**Problem requirements**. Write out each line below precisely, passing over the pictures.

**Input for this task**.
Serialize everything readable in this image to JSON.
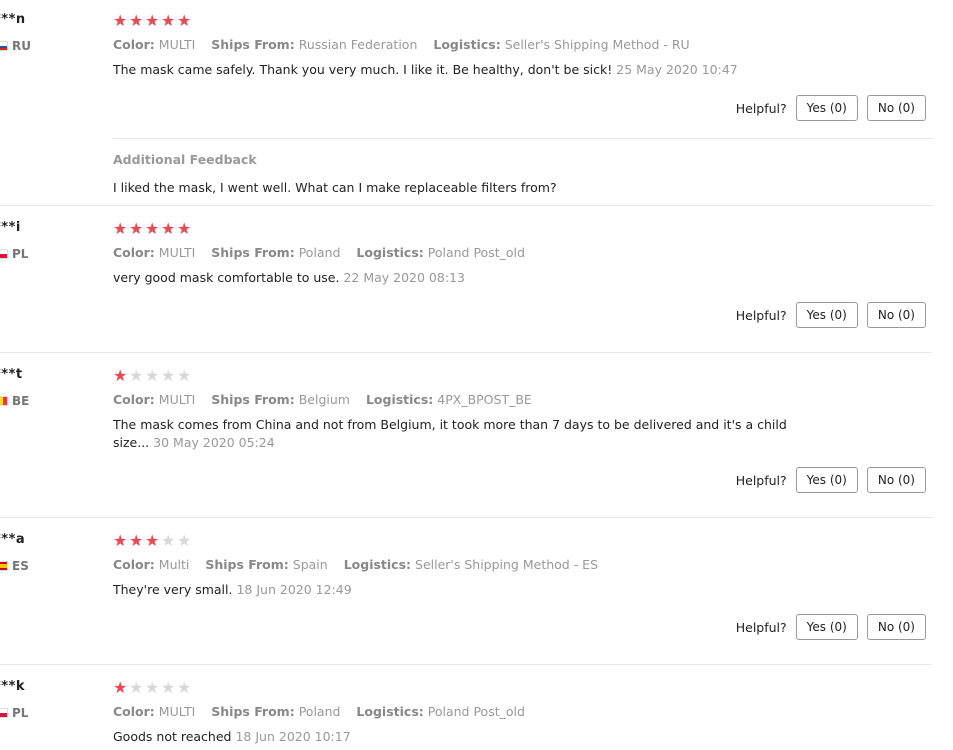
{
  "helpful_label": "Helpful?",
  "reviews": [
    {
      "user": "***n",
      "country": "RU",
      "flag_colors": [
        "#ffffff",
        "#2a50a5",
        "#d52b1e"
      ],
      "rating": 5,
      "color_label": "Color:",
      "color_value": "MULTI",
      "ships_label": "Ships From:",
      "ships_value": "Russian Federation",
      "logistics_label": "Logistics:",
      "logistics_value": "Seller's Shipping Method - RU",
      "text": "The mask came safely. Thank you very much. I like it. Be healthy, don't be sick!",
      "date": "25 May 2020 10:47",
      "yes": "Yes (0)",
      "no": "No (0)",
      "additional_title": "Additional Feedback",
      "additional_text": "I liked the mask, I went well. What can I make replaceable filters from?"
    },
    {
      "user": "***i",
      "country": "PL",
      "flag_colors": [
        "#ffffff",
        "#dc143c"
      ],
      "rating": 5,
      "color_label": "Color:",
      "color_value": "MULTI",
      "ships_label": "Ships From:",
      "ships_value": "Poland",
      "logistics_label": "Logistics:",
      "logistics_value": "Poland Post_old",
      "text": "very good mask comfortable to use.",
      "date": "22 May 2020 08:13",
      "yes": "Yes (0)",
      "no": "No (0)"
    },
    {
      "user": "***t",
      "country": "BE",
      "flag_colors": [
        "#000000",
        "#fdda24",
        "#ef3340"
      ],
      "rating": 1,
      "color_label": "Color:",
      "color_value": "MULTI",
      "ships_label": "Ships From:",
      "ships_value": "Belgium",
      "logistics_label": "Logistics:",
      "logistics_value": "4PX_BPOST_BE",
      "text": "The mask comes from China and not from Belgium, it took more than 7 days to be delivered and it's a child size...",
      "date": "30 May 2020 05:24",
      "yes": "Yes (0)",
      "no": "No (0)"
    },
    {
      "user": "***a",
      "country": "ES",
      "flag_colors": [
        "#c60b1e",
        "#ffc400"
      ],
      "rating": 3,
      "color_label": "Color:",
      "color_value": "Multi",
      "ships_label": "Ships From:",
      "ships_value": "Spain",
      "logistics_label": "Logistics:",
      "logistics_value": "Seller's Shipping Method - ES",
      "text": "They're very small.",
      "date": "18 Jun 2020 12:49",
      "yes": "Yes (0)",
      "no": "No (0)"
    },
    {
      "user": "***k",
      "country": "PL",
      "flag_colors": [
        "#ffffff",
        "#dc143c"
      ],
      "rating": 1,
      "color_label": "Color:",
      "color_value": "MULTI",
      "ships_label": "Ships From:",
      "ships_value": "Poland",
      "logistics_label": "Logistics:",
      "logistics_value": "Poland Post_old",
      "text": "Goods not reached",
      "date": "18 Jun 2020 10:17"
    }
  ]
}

**Answer to this exercise**.
Serialize everything readable in this image to JSON.
{
  "helpful_label": "Helpful?",
  "reviews": [
    {
      "user": "***n",
      "country": "RU",
      "flag_colors": [
        "#ffffff",
        "#2a50a5",
        "#d52b1e"
      ],
      "rating": 5,
      "color_label": "Color:",
      "color_value": "MULTI",
      "ships_label": "Ships From:",
      "ships_value": "Russian Federation",
      "logistics_label": "Logistics:",
      "logistics_value": "Seller's Shipping Method - RU",
      "text": "The mask came safely. Thank you very much. I like it. Be healthy, don't be sick!",
      "date": "25 May 2020 10:47",
      "yes": "Yes (0)",
      "no": "No (0)",
      "additional_title": "Additional Feedback",
      "additional_text": "I liked the mask, I went well. What can I make replaceable filters from?"
    },
    {
      "user": "***i",
      "country": "PL",
      "flag_colors": [
        "#ffffff",
        "#dc143c"
      ],
      "rating": 5,
      "color_label": "Color:",
      "color_value": "MULTI",
      "ships_label": "Ships From:",
      "ships_value": "Poland",
      "logistics_label": "Logistics:",
      "logistics_value": "Poland Post_old",
      "text": "very good mask comfortable to use.",
      "date": "22 May 2020 08:13",
      "yes": "Yes (0)",
      "no": "No (0)"
    },
    {
      "user": "***t",
      "country": "BE",
      "flag_colors": [
        "#000000",
        "#fdda24",
        "#ef3340"
      ],
      "rating": 1,
      "color_label": "Color:",
      "color_value": "MULTI",
      "ships_label": "Ships From:",
      "ships_value": "Belgium",
      "logistics_label": "Logistics:",
      "logistics_value": "4PX_BPOST_BE",
      "text": "The mask comes from China and not from Belgium, it took more than 7 days to be delivered and it's a child size...",
      "date": "30 May 2020 05:24",
      "yes": "Yes (0)",
      "no": "No (0)"
    },
    {
      "user": "***a",
      "country": "ES",
      "flag_colors": [
        "#c60b1e",
        "#ffc400"
      ],
      "rating": 3,
      "color_label": "Color:",
      "color_value": "Multi",
      "ships_label": "Ships From:",
      "ships_value": "Spain",
      "logistics_label": "Logistics:",
      "logistics_value": "Seller's Shipping Method - ES",
      "text": "They're very small.",
      "date": "18 Jun 2020 12:49",
      "yes": "Yes (0)",
      "no": "No (0)"
    },
    {
      "user": "***k",
      "country": "PL",
      "flag_colors": [
        "#ffffff",
        "#dc143c"
      ],
      "rating": 1,
      "color_label": "Color:",
      "color_value": "MULTI",
      "ships_label": "Ships From:",
      "ships_value": "Poland",
      "logistics_label": "Logistics:",
      "logistics_value": "Poland Post_old",
      "text": "Goods not reached",
      "date": "18 Jun 2020 10:17"
    }
  ]
}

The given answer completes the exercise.